◆ Task requirements
From the entries, filter out every line that lacks "icon" and copy the rest.
# # # #
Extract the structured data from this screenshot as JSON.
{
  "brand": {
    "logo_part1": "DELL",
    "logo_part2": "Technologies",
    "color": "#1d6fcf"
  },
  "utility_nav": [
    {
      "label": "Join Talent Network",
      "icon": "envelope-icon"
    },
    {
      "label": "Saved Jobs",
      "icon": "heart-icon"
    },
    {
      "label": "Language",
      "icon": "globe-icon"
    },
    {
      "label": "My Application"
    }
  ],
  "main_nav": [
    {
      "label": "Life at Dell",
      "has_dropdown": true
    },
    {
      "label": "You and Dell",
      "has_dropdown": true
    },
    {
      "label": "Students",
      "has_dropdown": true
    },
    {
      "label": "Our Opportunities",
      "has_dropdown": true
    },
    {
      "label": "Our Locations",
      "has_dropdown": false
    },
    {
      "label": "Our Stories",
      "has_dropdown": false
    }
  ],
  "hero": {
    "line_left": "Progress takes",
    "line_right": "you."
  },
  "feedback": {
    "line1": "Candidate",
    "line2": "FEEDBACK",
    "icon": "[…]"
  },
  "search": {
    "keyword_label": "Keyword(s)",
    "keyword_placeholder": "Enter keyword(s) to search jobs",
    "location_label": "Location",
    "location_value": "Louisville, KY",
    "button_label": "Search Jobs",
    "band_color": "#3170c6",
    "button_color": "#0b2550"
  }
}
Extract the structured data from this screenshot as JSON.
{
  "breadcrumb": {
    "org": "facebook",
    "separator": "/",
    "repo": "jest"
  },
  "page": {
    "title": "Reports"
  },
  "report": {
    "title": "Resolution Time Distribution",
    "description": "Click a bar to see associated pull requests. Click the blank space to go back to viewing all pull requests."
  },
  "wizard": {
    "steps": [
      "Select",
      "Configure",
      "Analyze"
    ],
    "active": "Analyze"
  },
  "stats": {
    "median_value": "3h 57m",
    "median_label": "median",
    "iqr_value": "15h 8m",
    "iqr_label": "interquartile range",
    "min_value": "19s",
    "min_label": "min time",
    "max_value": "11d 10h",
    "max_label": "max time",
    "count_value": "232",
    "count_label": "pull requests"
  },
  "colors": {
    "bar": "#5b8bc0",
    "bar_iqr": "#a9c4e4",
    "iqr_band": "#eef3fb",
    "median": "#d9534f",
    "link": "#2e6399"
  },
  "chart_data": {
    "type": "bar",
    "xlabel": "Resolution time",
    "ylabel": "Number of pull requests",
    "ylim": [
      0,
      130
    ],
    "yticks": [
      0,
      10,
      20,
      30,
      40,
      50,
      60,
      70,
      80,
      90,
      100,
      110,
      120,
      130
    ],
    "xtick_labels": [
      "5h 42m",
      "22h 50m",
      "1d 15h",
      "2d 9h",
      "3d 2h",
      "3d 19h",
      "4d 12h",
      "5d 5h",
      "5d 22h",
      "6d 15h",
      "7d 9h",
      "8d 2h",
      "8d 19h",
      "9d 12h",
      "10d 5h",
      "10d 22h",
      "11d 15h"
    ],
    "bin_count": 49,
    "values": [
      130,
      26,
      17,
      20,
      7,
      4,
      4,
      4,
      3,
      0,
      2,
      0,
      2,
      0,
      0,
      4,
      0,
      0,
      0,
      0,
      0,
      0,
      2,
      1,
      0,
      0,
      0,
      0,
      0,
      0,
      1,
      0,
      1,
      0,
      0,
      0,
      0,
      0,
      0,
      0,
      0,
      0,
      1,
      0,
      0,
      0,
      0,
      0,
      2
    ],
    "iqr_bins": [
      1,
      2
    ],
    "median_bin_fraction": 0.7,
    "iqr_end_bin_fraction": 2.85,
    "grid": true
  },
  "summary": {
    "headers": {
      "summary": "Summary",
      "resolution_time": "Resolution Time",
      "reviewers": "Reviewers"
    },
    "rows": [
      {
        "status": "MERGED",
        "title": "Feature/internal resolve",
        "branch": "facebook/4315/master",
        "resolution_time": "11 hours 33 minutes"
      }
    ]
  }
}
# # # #
◆ Solution for this task
      "icon": "envelope-icon"
      "icon": "heart-icon"
      "icon": "globe-icon"
    "icon": "[…]"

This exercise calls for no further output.